START Dataset
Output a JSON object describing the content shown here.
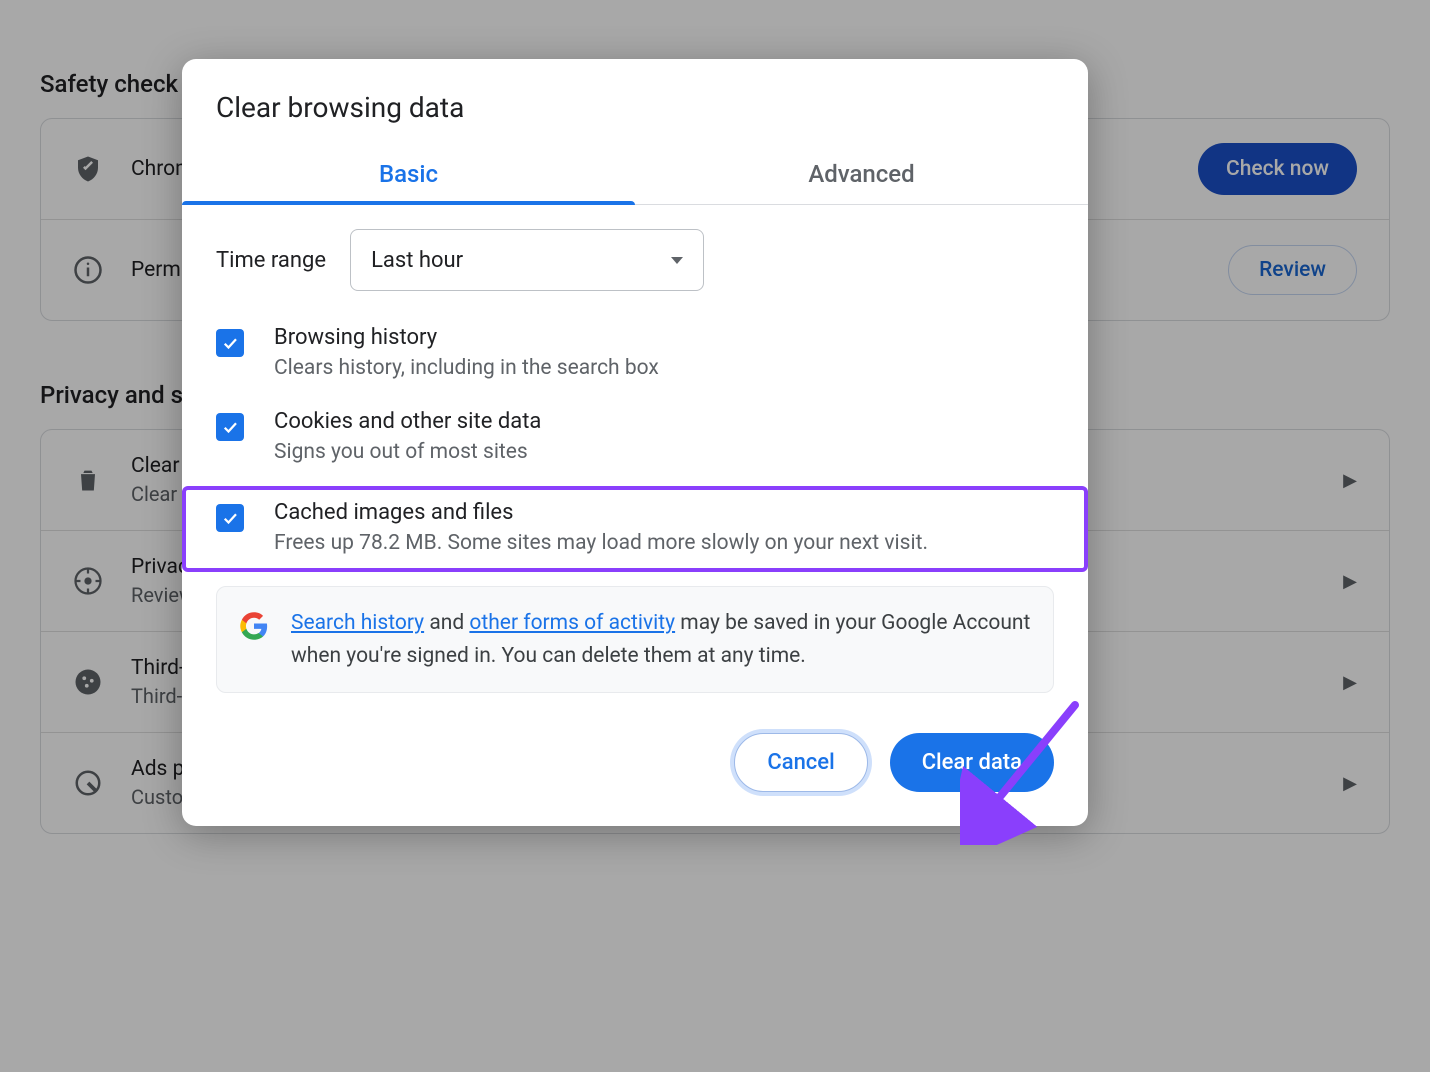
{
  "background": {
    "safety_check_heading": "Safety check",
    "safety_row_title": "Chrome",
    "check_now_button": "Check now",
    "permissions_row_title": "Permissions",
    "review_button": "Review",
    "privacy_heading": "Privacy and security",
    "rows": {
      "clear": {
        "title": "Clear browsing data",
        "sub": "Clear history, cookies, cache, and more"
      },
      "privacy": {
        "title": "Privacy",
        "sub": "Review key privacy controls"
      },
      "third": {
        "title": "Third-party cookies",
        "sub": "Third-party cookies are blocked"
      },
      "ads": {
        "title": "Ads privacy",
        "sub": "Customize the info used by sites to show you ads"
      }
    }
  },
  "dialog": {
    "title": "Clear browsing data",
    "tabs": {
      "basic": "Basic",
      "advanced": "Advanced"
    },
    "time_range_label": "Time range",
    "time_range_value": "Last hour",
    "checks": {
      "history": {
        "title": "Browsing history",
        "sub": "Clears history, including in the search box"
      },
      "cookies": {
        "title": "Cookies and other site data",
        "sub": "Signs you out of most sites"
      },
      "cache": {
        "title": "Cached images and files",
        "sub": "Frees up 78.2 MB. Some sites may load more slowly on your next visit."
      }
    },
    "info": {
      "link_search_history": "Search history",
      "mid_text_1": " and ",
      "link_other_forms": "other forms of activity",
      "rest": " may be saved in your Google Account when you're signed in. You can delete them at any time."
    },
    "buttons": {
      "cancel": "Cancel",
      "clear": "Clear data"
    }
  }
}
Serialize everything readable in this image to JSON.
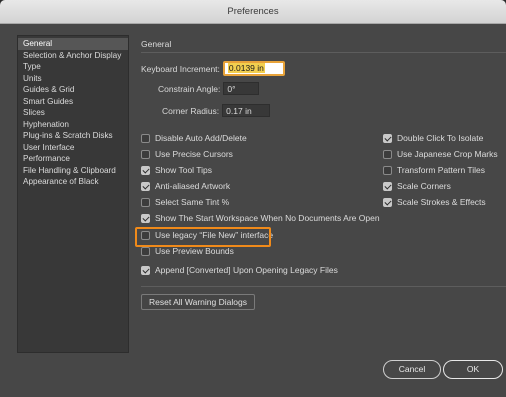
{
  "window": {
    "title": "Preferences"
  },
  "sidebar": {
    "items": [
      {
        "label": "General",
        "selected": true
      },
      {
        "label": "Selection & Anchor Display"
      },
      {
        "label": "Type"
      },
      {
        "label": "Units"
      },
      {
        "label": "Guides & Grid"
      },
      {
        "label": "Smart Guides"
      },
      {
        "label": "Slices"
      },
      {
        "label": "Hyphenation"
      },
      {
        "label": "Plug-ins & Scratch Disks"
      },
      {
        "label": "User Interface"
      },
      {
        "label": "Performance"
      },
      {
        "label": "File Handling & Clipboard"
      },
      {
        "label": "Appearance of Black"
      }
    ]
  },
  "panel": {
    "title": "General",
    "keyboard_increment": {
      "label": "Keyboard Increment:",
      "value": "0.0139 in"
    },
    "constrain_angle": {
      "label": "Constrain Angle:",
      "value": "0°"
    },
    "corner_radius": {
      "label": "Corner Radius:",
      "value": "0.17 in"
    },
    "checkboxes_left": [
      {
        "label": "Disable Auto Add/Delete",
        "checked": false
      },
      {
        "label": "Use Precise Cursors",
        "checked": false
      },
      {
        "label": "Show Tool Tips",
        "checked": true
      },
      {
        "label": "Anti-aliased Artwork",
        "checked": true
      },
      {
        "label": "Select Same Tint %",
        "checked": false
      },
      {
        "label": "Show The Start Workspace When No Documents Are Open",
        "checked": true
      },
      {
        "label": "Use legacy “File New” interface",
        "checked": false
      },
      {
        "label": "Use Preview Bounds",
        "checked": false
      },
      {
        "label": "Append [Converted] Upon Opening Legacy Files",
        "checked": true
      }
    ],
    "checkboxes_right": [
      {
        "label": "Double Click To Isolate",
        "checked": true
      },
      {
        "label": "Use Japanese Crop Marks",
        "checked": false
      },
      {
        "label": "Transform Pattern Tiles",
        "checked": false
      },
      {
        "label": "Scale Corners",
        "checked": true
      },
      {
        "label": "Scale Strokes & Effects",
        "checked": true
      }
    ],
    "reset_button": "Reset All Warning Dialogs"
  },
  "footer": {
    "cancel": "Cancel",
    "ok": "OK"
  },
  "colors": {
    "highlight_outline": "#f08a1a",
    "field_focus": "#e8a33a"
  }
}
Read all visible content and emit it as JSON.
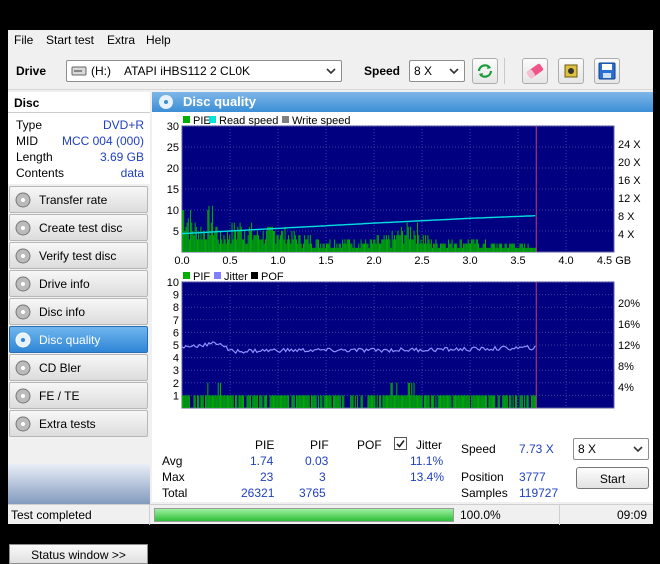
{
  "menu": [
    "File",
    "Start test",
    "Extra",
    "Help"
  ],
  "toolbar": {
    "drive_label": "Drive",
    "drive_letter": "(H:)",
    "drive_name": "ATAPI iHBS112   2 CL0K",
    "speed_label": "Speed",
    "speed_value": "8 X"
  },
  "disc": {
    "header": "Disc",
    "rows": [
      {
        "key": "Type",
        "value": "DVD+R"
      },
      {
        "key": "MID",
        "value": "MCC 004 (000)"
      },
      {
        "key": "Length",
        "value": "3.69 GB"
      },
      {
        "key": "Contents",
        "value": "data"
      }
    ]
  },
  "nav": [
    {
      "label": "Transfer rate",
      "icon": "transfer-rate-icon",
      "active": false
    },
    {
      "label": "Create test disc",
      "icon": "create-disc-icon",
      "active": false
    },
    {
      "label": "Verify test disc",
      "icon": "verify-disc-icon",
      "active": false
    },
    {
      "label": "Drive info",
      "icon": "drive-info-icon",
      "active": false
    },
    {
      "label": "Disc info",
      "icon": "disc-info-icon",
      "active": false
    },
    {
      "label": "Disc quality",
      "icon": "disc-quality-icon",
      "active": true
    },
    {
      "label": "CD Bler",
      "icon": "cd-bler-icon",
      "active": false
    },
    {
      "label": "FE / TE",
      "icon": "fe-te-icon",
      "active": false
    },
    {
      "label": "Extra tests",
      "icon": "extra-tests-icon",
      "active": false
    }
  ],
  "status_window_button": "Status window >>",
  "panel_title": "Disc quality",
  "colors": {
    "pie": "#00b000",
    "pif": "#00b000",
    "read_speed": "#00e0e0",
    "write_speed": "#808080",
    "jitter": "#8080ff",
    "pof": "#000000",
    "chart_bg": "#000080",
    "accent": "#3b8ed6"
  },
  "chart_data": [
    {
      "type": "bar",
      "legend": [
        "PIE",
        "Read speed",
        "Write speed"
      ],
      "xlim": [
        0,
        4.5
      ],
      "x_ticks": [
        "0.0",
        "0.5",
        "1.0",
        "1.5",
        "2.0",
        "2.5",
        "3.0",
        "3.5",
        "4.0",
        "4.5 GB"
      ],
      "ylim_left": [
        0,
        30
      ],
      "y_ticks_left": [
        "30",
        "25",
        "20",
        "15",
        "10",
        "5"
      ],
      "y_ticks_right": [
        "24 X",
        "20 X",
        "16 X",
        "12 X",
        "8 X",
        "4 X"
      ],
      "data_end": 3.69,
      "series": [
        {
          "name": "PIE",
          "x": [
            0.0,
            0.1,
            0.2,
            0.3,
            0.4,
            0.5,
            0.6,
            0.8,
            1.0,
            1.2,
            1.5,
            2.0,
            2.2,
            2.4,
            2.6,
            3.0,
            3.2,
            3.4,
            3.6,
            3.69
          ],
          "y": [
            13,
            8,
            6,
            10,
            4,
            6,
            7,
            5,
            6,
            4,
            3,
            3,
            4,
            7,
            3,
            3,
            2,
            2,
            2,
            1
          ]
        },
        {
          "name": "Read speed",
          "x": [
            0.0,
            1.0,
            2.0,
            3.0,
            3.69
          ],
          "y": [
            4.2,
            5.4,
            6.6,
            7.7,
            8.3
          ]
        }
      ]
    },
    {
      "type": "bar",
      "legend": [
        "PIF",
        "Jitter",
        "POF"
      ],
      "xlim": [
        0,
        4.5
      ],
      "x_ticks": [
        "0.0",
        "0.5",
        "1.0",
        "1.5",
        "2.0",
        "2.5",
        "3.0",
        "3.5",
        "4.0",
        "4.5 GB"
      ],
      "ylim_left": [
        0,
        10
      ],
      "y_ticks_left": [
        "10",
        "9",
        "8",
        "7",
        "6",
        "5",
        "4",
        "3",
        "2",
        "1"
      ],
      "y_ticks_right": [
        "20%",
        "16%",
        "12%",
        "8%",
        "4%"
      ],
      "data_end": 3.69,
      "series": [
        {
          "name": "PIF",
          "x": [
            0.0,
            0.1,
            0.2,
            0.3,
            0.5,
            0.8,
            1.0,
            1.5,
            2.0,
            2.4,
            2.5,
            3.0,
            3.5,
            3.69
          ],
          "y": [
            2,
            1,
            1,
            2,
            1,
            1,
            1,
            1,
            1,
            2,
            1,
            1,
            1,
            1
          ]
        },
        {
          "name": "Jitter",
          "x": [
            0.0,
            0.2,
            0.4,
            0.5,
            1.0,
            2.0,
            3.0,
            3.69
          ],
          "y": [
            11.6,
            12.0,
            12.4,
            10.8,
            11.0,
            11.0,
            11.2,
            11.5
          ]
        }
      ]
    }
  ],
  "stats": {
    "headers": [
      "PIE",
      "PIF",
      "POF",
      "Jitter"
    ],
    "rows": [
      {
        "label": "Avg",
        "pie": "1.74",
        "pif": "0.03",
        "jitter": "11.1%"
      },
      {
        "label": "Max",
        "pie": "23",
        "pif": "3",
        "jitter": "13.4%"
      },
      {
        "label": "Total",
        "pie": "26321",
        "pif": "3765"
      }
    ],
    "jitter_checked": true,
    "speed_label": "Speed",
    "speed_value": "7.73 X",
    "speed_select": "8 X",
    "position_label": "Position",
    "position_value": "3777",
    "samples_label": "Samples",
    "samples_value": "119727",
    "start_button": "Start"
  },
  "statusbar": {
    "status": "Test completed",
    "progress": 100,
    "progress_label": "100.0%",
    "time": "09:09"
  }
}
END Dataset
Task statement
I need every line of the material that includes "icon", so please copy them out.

Output for this exercise
      "icon": "transfer-rate-icon",
      "icon": "create-disc-icon",
      "icon": "verify-disc-icon",
      "icon": "drive-info-icon",
      "icon": "disc-info-icon",
      "icon": "disc-quality-icon",
      "icon": "cd-bler-icon",
      "icon": "fe-te-icon",
      "icon": "extra-tests-icon",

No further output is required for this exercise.